One of our earliest projects, Dunescape embodies an approach to design, public experience, and the use of new technologies that still defines and inspires the work of our studio.

In 2000, the Museum of Modern Art began its Young Architects Program, a competition to imagine an installation in the forecourt of its PS1 art center in Queens. As the winner that inaugural year, SHoP created an immersive environment that invited visitors to gather, linger, and inhabit the institution in new ways, as well as serving as the centerpiece for Warm Up, an infamous series of summertime raves.
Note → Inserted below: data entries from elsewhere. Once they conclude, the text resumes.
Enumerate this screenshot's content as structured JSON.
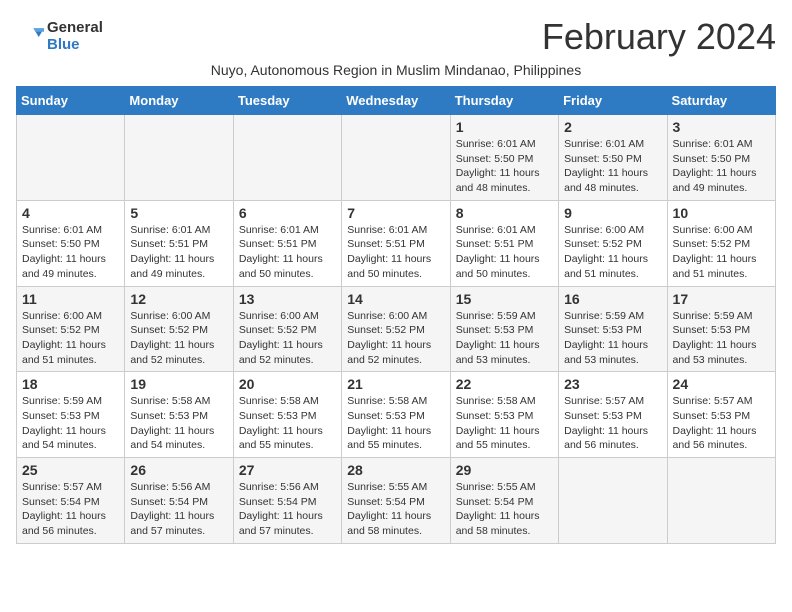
{
  "logo": {
    "general": "General",
    "blue": "Blue"
  },
  "title": "February 2024",
  "subtitle": "Nuyo, Autonomous Region in Muslim Mindanao, Philippines",
  "weekdays": [
    "Sunday",
    "Monday",
    "Tuesday",
    "Wednesday",
    "Thursday",
    "Friday",
    "Saturday"
  ],
  "weeks": [
    [
      {
        "day": "",
        "info": ""
      },
      {
        "day": "",
        "info": ""
      },
      {
        "day": "",
        "info": ""
      },
      {
        "day": "",
        "info": ""
      },
      {
        "day": "1",
        "sunrise": "6:01 AM",
        "sunset": "5:50 PM",
        "daylight": "11 hours and 48 minutes."
      },
      {
        "day": "2",
        "sunrise": "6:01 AM",
        "sunset": "5:50 PM",
        "daylight": "11 hours and 48 minutes."
      },
      {
        "day": "3",
        "sunrise": "6:01 AM",
        "sunset": "5:50 PM",
        "daylight": "11 hours and 49 minutes."
      }
    ],
    [
      {
        "day": "4",
        "sunrise": "6:01 AM",
        "sunset": "5:50 PM",
        "daylight": "11 hours and 49 minutes."
      },
      {
        "day": "5",
        "sunrise": "6:01 AM",
        "sunset": "5:51 PM",
        "daylight": "11 hours and 49 minutes."
      },
      {
        "day": "6",
        "sunrise": "6:01 AM",
        "sunset": "5:51 PM",
        "daylight": "11 hours and 50 minutes."
      },
      {
        "day": "7",
        "sunrise": "6:01 AM",
        "sunset": "5:51 PM",
        "daylight": "11 hours and 50 minutes."
      },
      {
        "day": "8",
        "sunrise": "6:01 AM",
        "sunset": "5:51 PM",
        "daylight": "11 hours and 50 minutes."
      },
      {
        "day": "9",
        "sunrise": "6:00 AM",
        "sunset": "5:52 PM",
        "daylight": "11 hours and 51 minutes."
      },
      {
        "day": "10",
        "sunrise": "6:00 AM",
        "sunset": "5:52 PM",
        "daylight": "11 hours and 51 minutes."
      }
    ],
    [
      {
        "day": "11",
        "sunrise": "6:00 AM",
        "sunset": "5:52 PM",
        "daylight": "11 hours and 51 minutes."
      },
      {
        "day": "12",
        "sunrise": "6:00 AM",
        "sunset": "5:52 PM",
        "daylight": "11 hours and 52 minutes."
      },
      {
        "day": "13",
        "sunrise": "6:00 AM",
        "sunset": "5:52 PM",
        "daylight": "11 hours and 52 minutes."
      },
      {
        "day": "14",
        "sunrise": "6:00 AM",
        "sunset": "5:52 PM",
        "daylight": "11 hours and 52 minutes."
      },
      {
        "day": "15",
        "sunrise": "5:59 AM",
        "sunset": "5:53 PM",
        "daylight": "11 hours and 53 minutes."
      },
      {
        "day": "16",
        "sunrise": "5:59 AM",
        "sunset": "5:53 PM",
        "daylight": "11 hours and 53 minutes."
      },
      {
        "day": "17",
        "sunrise": "5:59 AM",
        "sunset": "5:53 PM",
        "daylight": "11 hours and 53 minutes."
      }
    ],
    [
      {
        "day": "18",
        "sunrise": "5:59 AM",
        "sunset": "5:53 PM",
        "daylight": "11 hours and 54 minutes."
      },
      {
        "day": "19",
        "sunrise": "5:58 AM",
        "sunset": "5:53 PM",
        "daylight": "11 hours and 54 minutes."
      },
      {
        "day": "20",
        "sunrise": "5:58 AM",
        "sunset": "5:53 PM",
        "daylight": "11 hours and 55 minutes."
      },
      {
        "day": "21",
        "sunrise": "5:58 AM",
        "sunset": "5:53 PM",
        "daylight": "11 hours and 55 minutes."
      },
      {
        "day": "22",
        "sunrise": "5:58 AM",
        "sunset": "5:53 PM",
        "daylight": "11 hours and 55 minutes."
      },
      {
        "day": "23",
        "sunrise": "5:57 AM",
        "sunset": "5:53 PM",
        "daylight": "11 hours and 56 minutes."
      },
      {
        "day": "24",
        "sunrise": "5:57 AM",
        "sunset": "5:53 PM",
        "daylight": "11 hours and 56 minutes."
      }
    ],
    [
      {
        "day": "25",
        "sunrise": "5:57 AM",
        "sunset": "5:54 PM",
        "daylight": "11 hours and 56 minutes."
      },
      {
        "day": "26",
        "sunrise": "5:56 AM",
        "sunset": "5:54 PM",
        "daylight": "11 hours and 57 minutes."
      },
      {
        "day": "27",
        "sunrise": "5:56 AM",
        "sunset": "5:54 PM",
        "daylight": "11 hours and 57 minutes."
      },
      {
        "day": "28",
        "sunrise": "5:55 AM",
        "sunset": "5:54 PM",
        "daylight": "11 hours and 58 minutes."
      },
      {
        "day": "29",
        "sunrise": "5:55 AM",
        "sunset": "5:54 PM",
        "daylight": "11 hours and 58 minutes."
      },
      {
        "day": "",
        "info": ""
      },
      {
        "day": "",
        "info": ""
      }
    ]
  ],
  "daylight_label": "Daylight:"
}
Responding to the modest budget and the need for very rapid construction by an unskilled labor force (our friends), we used the digital tools of the day to not only imagine a novel form but also to optimize it into something that could be very efficiently built.

Instead of producing traditional "blueprints" that represent a design without describing its methods of construction, for Dunescape we devised a novel system that output digital information as one-to-one template drawings that could be used directly as tools in the assembly.

Dunescape inspired what has become SHoP’s signature approach to construction technology: working to eliminate the unnecessary barriers between imagination and realization that have always complicated the process of creating great architecture. Arranged and assembled thoughtfully with our digital tools, simple, authentic materials can be used to achieve surprisingly sophisticated spaces and effects.